Each of Joy Division’s tracks are absolute classics that define a time of disillusionment, post punk experimentation and the intellectual embrace of dark thoughts. Their incorporation of synth drums and cold, isolationist settings gives the songs an alien and glacial atmosphere with Curtis’ voice intoning deep and magnificently over the top. As important as Curtis’ voice is the bass playing of Peter Hook with his rhythmic approach that by its pure originality and melodic inventiveness supplanted the guitar as the dominant stringed instrument in the band. Love Will Tear Us Apart has become a definitive anthem but as important are the jerky nihilism of She’s Lost Control and the heavy, clouded mood of Atmosphere.

The transition into New Order and the addition of Gillian Gilbert on synths feels like new dawn, the emergence of the band, blinking into the sunlight of the 80s. Ceremony is a natural evolution from Joy Division but from Temptation on you can hear the band gaining confidence in their new direction with an increased optimism in the guitar work of Bernard Sumner and a rhythmic brightness to Stephen Morris’ drumming. New Order is arguably their greatest moment with its robotic drumming and the full embrace of the decade’s futuristic technology. It changed the way this writer listened to music as an eleven year old and introduced many to electronic music. Once New Order realised they had found themselves as a band they continued to write brilliant songs that married technology, traditional structures and mood. The Perfect Kiss is ebullient while still retaining its edge among its prog-tronic changes. Bizarre Love Triangle epitomises the pinnacles of 80s synth pop and compared to Joy Division it has a positively saccharine sweet glow.

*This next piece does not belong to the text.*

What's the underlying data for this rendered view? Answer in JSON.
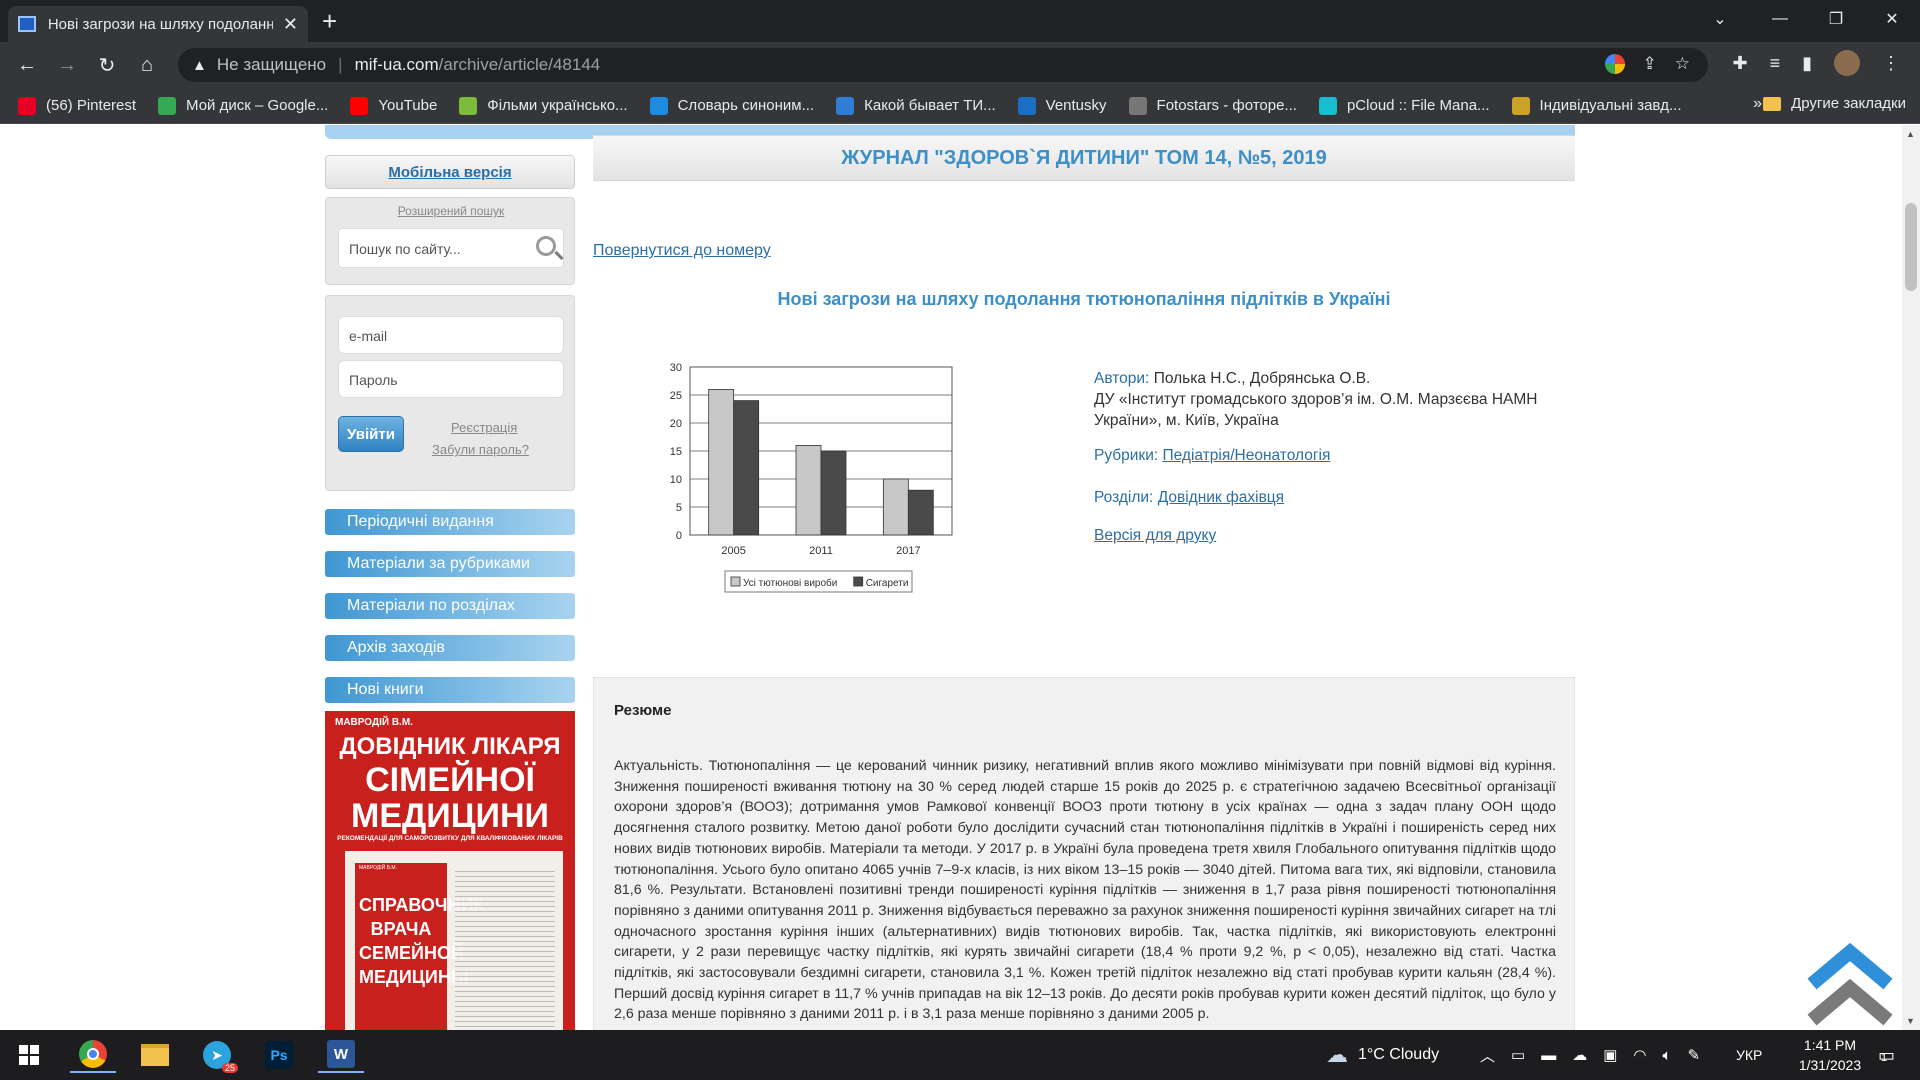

The cracks began to appear around the Pet Shop Boys sounding True Faith and the lazy overkill of Fine Time. Then it was a descent into football theme songs and electro rock. The last gasp of Crystal showed signs there was still some magic but it proved to be too little too late as the turn of the century signposted the end of an era for a band(s) that had managed to stay contemporary and of the times for two decades. Listen to the first eleven tracks on TOTAL and you will experience a mastercraft of relentless inventiveness charting the brilliant evolution of a seminal band who went from amateurs to auteurs before our ears.

this review was first published on The Dwarf.